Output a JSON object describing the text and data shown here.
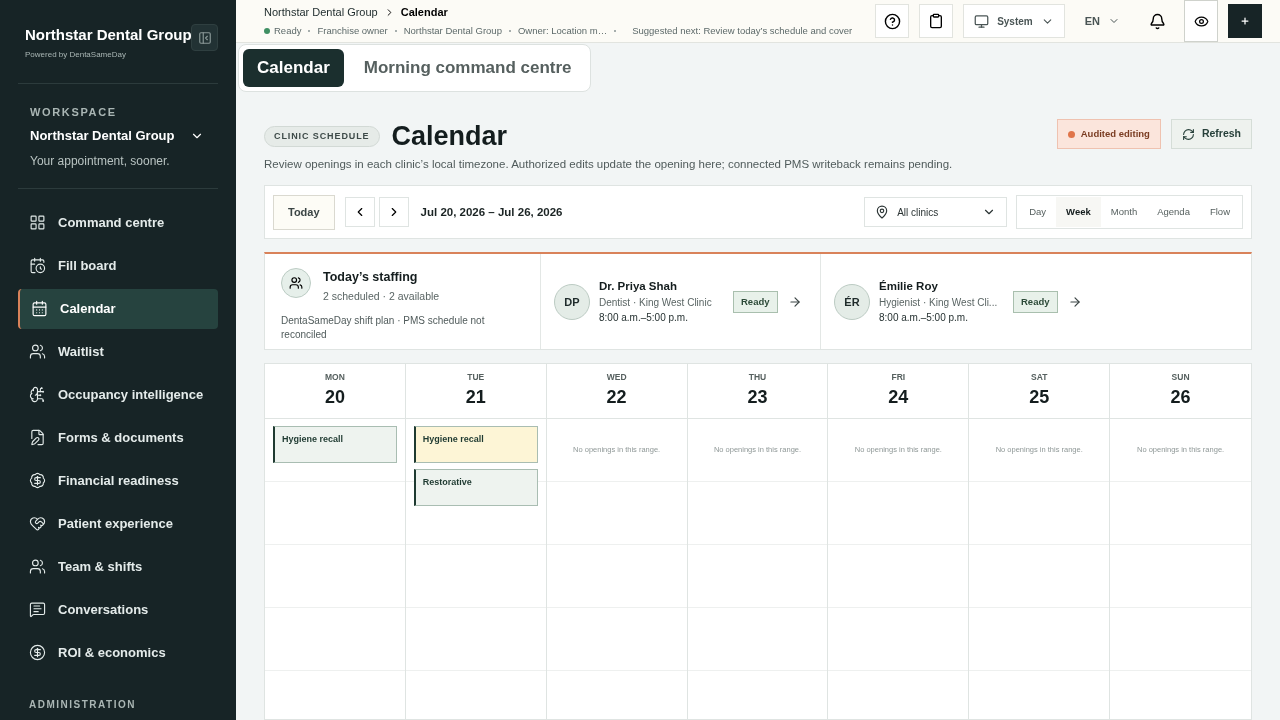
{
  "brand": {
    "title": "Northstar Dental Group",
    "subtitle": "Powered by DentaSameDay"
  },
  "workspace": {
    "label": "WORKSPACE",
    "name": "Northstar Dental Group",
    "tagline": "Your appointment, sooner."
  },
  "nav": [
    {
      "label": "Command centre",
      "selected": false
    },
    {
      "label": "Fill board",
      "selected": false
    },
    {
      "label": "Calendar",
      "selected": true
    },
    {
      "label": "Waitlist",
      "selected": false
    },
    {
      "label": "Occupancy intelligence",
      "selected": false
    },
    {
      "label": "Forms & documents",
      "selected": false
    },
    {
      "label": "Financial readiness",
      "selected": false
    },
    {
      "label": "Patient experience",
      "selected": false
    },
    {
      "label": "Team & shifts",
      "selected": false
    },
    {
      "label": "Conversations",
      "selected": false
    },
    {
      "label": "ROI & economics",
      "selected": false
    }
  ],
  "admin_label": "ADMINISTRATION",
  "breadcrumb": [
    "Northstar Dental Group",
    "Calendar"
  ],
  "status_line": [
    "Ready",
    "Franchise owner",
    "Northstar Dental Group",
    "Owner: Location m…",
    "Suggested next: Review today’s schedule and cover"
  ],
  "topbar": {
    "theme": "System",
    "language": "EN"
  },
  "page_tabs": [
    {
      "label": "Calendar",
      "selected": true
    },
    {
      "label": "Morning command centre",
      "selected": false
    }
  ],
  "header": {
    "badge": "CLINIC SCHEDULE",
    "title": "Calendar",
    "description": "Review openings in each clinic’s local timezone. Authorized edits update the opening here; connected PMS writeback remains pending.",
    "audit": "Audited editing",
    "refresh": "Refresh"
  },
  "toolbar": {
    "today": "Today",
    "range": "Jul 20, 2026 – Jul 26, 2026",
    "clinic": "All clinics",
    "views": [
      {
        "label": "Day",
        "selected": false
      },
      {
        "label": "Week",
        "selected": true
      },
      {
        "label": "Month",
        "selected": false
      },
      {
        "label": "Agenda",
        "selected": false
      },
      {
        "label": "Flow",
        "selected": false
      }
    ]
  },
  "staffing": {
    "title": "Today’s staffing",
    "summary": "2 scheduled · 2 available",
    "note": "DentaSameDay shift plan · PMS schedule not reconciled",
    "staff": [
      {
        "initials": "DP",
        "name": "Dr. Priya Shah",
        "role": "Dentist · King West Clinic",
        "hours": "8:00 a.m.–5:00 p.m.",
        "status": "Ready"
      },
      {
        "initials": "ÉR",
        "name": "Émilie Roy",
        "role": "Hygienist · King West Cli...",
        "hours": "8:00 a.m.–5:00 p.m.",
        "status": "Ready"
      }
    ]
  },
  "days": [
    {
      "weekday": "MON",
      "date": "20",
      "events": [
        {
          "title": "Hygiene recall",
          "color": "#eef3ef"
        }
      ]
    },
    {
      "weekday": "TUE",
      "date": "21",
      "events": [
        {
          "title": "Hygiene recall",
          "color": "#fdf5d6"
        },
        {
          "title": "Restorative",
          "color": "#eef3ef"
        }
      ]
    },
    {
      "weekday": "WED",
      "date": "22",
      "empty": "No openings in this range."
    },
    {
      "weekday": "THU",
      "date": "23",
      "empty": "No openings in this range."
    },
    {
      "weekday": "FRI",
      "date": "24",
      "empty": "No openings in this range."
    },
    {
      "weekday": "SAT",
      "date": "25",
      "empty": "No openings in this range."
    },
    {
      "weekday": "SUN",
      "date": "26",
      "empty": "No openings in this range."
    }
  ]
}
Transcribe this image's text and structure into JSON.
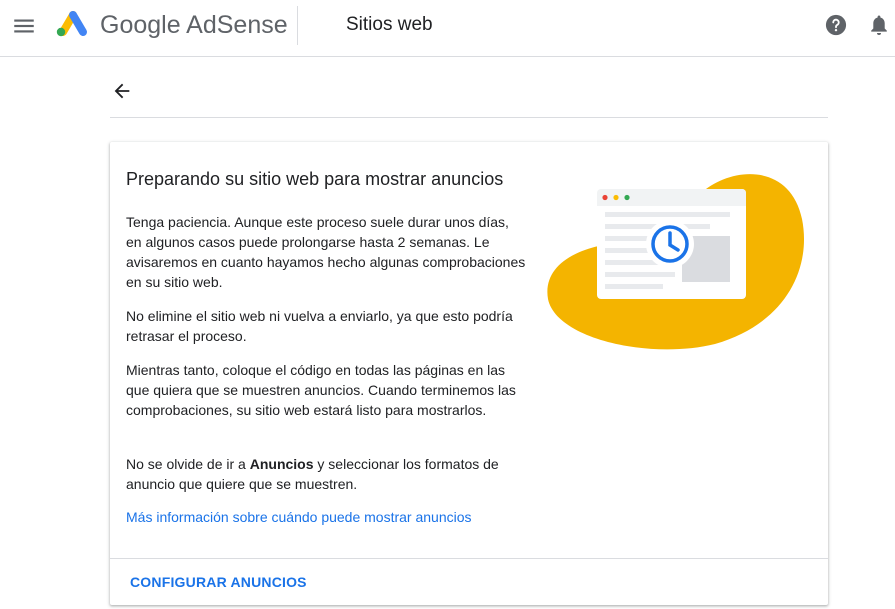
{
  "header": {
    "product_name": "Google AdSense",
    "section_title": "Sitios web",
    "icons": [
      "menu-icon",
      "adsense-logo-icon",
      "help-icon",
      "notifications-bell-icon"
    ]
  },
  "navigation": {
    "back_icon": "arrow-back-icon"
  },
  "card": {
    "title": "Preparando su sitio web para mostrar anuncios",
    "paragraphs": [
      "Tenga paciencia. Aunque este proceso suele durar unos días, en algunos casos puede prolongarse hasta 2 semanas. Le avisaremos en cuanto hayamos hecho algunas comprobaciones en su sitio web.",
      "No elimine el sitio web ni vuelva a enviarlo, ya que esto podría retrasar el proceso.",
      "Mientras tanto, coloque el código en todas las páginas en las que quiera que se muestren anuncios. Cuando terminemos las comprobaciones, su sitio web estará listo para mostrarlos."
    ],
    "last_paragraph": {
      "before": "No se olvide de ir a ",
      "bold": "Anuncios",
      "after": " y seleccionar los formatos de anuncio que quiere que se muestren."
    },
    "learn_more_link": "Más información sobre cuándo puede mostrar anuncios",
    "action_button": "CONFIGURAR ANUNCIOS",
    "illustration_icon": "browser-clock-illustration"
  },
  "colors": {
    "accent": "#1a73e8",
    "illustration_yellow": "#f4b400",
    "divider": "#dadce0"
  }
}
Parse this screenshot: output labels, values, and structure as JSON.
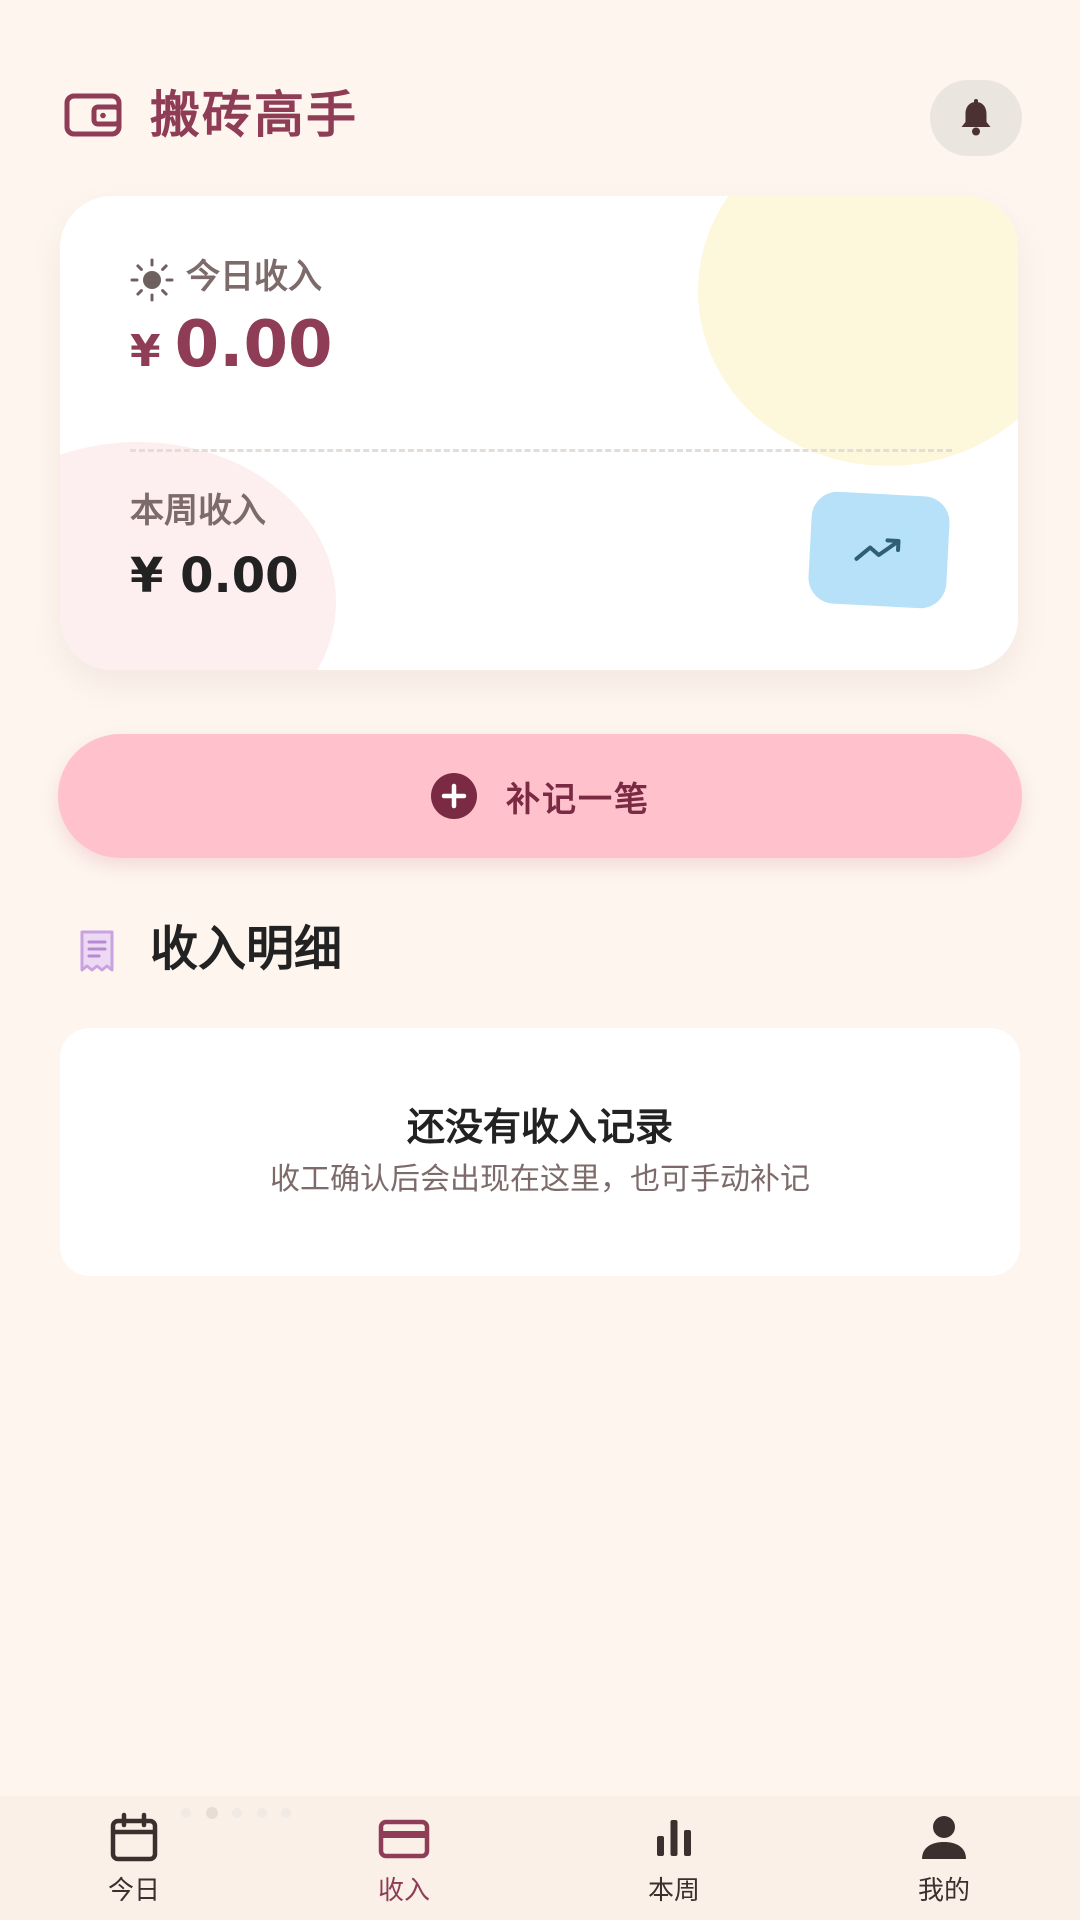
{
  "header": {
    "title": "搬砖高手",
    "icon": "wallet-icon",
    "notification_icon": "bell-icon"
  },
  "summary": {
    "today": {
      "label": "今日收入",
      "currency": "¥",
      "amount": "0.00",
      "icon": "sun-icon"
    },
    "week": {
      "label": "本周收入",
      "amount_text": "¥ 0.00"
    },
    "trend_icon": "trending-up-icon"
  },
  "add_button": {
    "label": "补记一笔",
    "icon": "plus-circle-icon"
  },
  "records": {
    "title": "收入明细",
    "icon": "receipt-icon",
    "empty_title": "还没有收入记录",
    "empty_subtitle": "收工确认后会出现在这里，也可手动补记"
  },
  "pager": {
    "count": 5,
    "active_index": 1
  },
  "nav": {
    "items": [
      {
        "label": "今日",
        "icon": "calendar-icon"
      },
      {
        "label": "收入",
        "icon": "card-icon"
      },
      {
        "label": "本周",
        "icon": "bar-chart-icon"
      },
      {
        "label": "我的",
        "icon": "person-icon"
      }
    ],
    "active_index": 1
  },
  "colors": {
    "background": "#fdf5ee",
    "brand": "#8f3d57",
    "add_button": "#ffc1cb",
    "trend_button": "#b6e1f8",
    "bell_button": "#ebe5e0"
  }
}
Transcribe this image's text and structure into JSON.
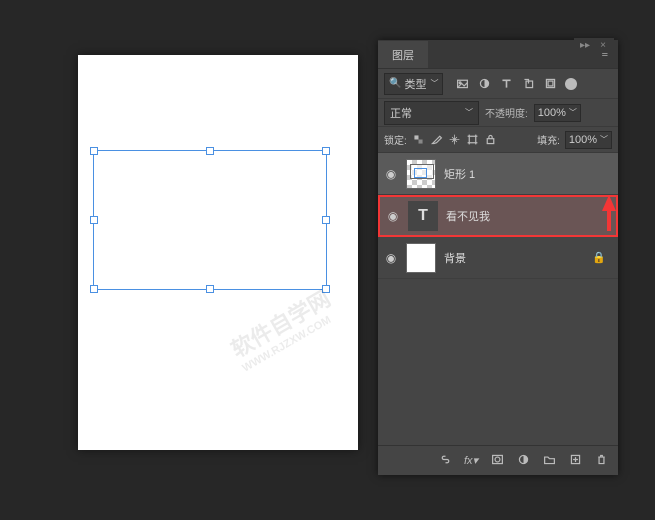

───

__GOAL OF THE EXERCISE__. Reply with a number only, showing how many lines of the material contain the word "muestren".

__TASK RESULT__. 2